That’s why it came as a surprise to many when an internal memo sent the same week as these tweets banned employees from wearing pins or t-shirts supporting the Black Lives Matter movement. In the leaked memo, Starbucks cited its dress code policy which states that pins must be related to Starbucks-sponsored promotions and that “Partners are not permitted to wear buttons or pins that advocate a political, religious or personal issue.”

One could argue that Starbucks did nothing wrong in enforcing their already-instated policy, but that didn’t stop the memo from going viral and sparking outrage across every social network, with many (including employees) pointing to Starbucks’ public support of LGBTQ+ causes, which could be considered political, religious and personal. There is a complete history of their LGBTQ+ inclusion and advocacy efforts on their website dating back to 1988, and Starbucks has run numerous Pride month campaigns which have included limited edition drinks, merchandise and uniforms for employees.

On June 12, Starbucks made the following announcement reversing their decision:

While it makes sense that a branding behemoth like Starbucks would want control over their employees’ uniforms and the messaging of a hot-button issue in their stores, this back-pedaling raises a number of questions.

  • Did Starbucks plan to roll this out all along or are they simply responding to backlash?
  • If it was planned all along, why wasn’t that information included in the memo to employees?
  • How will they respond to the new wave of backlash, now coming from people upset about the seemingly disingenuous change of heart as well as people who don’t support the movement?
  • Will Starbucks use this as an opportunity to take a stronger stand against social injustice or try to avoid these issues in the future?

While you can never please everyone, Starbucks seems to have backed themselves into a lose-lose situation, angering employees and customers on both sides of the discussion. Only time will tell if the commenters pledging never to return will stick to it or have a similar change of heart.

By |2020-06-22T20:24:34-04:00June 22nd, 2020|crisis communications, vehr news and perspectives|Comments Off on Did Starbucks back-pedal into a bigger crisis?

About the Author:
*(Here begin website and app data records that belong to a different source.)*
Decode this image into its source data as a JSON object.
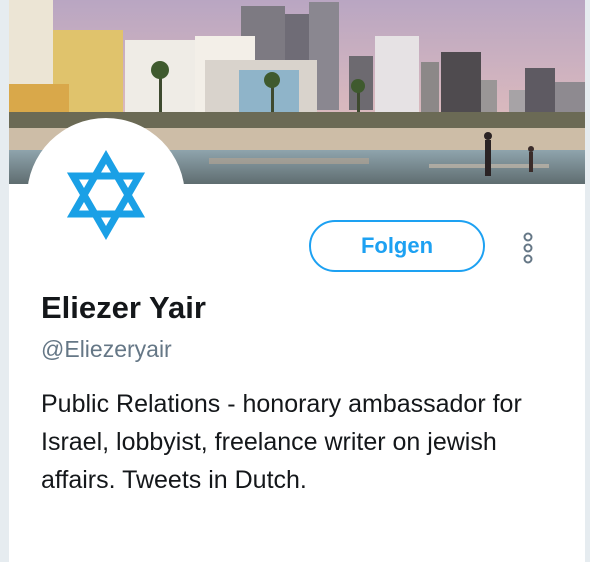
{
  "profile": {
    "name": "Eliezer Yair",
    "handle": "@Eliezeryair",
    "bio": "Public Relations - honorary ambassador for Israel, lobbyist, freelance writer on jewish affairs. Tweets in Dutch."
  },
  "actions": {
    "follow_label": "Folgen"
  },
  "icons": {
    "avatar": "star-of-david-icon",
    "more": "more-vertical-icon"
  },
  "colors": {
    "accent": "#1da1f2",
    "star": "#1aa0e6",
    "name_text": "#14171a",
    "secondary_text": "#657786"
  }
}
Samantha Graham
There are early tech adopters, and then there are “Hey kid, can you whip up a website before catching the school bus?” adopters – in other words, Sam. She was proficient in Photoshop, HTML and basic design technique by the age of 12; coupled with her natural art ability, it made for more interesting teen pastimes than hanging at the mall. Sam directs her keen eye and creative spirit to a variety of work – including identity design, marketing collateral and advertising campaigns – for clients in industries including health care, manufacturing, transportation and education. Whether big or small, every project benefits from her attention to detail and thoughtful design.